Pick out all lines of the entries that include the word "Calculation" and copy them.

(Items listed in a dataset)
___
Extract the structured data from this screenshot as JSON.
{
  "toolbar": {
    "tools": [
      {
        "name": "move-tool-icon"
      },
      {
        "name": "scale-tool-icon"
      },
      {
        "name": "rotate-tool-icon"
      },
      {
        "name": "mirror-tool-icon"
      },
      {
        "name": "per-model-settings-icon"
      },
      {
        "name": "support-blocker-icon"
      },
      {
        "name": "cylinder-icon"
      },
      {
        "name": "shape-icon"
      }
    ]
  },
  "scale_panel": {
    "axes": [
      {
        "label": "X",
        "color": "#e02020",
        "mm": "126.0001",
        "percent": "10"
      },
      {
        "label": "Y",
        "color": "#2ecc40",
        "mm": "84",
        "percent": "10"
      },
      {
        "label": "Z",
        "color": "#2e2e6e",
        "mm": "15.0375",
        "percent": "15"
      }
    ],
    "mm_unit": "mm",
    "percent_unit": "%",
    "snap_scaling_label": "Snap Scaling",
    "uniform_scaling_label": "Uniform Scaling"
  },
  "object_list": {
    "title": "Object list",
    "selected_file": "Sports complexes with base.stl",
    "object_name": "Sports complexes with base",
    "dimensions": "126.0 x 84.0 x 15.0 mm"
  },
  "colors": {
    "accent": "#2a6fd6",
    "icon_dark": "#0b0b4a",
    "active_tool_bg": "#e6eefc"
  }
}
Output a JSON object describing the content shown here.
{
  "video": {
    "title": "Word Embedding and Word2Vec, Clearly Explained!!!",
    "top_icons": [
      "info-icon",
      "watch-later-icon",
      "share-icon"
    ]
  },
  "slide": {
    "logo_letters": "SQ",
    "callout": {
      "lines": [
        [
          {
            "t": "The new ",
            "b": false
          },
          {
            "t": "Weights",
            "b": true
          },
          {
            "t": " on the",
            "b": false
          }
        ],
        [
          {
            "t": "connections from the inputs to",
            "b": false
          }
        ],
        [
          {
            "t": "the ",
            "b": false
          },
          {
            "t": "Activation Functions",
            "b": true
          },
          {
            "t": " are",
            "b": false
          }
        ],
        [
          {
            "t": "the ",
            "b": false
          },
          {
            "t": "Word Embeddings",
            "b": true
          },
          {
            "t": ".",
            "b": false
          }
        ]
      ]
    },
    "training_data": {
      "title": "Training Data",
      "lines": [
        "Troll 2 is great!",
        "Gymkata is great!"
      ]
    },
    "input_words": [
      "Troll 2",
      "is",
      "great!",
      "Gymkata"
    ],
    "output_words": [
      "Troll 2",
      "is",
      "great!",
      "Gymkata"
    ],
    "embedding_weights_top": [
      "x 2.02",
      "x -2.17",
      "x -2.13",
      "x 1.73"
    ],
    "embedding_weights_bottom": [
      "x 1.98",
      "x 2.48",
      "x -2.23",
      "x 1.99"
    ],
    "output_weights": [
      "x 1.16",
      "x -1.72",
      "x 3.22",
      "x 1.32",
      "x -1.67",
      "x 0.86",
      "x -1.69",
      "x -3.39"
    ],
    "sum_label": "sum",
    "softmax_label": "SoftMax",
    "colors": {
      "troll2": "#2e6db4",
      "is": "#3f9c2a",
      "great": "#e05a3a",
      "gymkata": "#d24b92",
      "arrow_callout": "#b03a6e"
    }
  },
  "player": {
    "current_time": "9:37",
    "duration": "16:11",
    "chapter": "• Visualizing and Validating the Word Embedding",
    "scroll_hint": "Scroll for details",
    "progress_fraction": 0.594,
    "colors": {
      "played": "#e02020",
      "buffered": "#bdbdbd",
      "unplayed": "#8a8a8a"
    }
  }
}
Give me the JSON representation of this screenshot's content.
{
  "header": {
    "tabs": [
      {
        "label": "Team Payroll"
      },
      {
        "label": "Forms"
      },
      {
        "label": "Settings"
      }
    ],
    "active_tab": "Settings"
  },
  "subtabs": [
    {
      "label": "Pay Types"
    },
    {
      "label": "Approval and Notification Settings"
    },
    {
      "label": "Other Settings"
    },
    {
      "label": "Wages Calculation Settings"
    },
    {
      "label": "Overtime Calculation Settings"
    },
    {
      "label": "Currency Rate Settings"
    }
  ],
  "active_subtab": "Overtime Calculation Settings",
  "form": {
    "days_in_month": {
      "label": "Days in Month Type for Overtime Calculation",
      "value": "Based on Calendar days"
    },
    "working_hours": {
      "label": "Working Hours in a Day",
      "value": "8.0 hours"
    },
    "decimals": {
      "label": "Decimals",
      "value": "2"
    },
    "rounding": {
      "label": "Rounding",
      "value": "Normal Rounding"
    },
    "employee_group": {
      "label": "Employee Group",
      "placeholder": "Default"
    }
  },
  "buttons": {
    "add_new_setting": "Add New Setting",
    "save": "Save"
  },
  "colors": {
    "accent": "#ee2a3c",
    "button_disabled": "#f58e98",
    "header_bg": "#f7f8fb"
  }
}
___
▶ _Result for this task_:
      "label": "Wages Calculation Settings"
      "label": "Overtime Calculation Settings"
  "active_subtab": "Overtime Calculation Settings",
      "label": "Days in Month Type for Overtime Calculation",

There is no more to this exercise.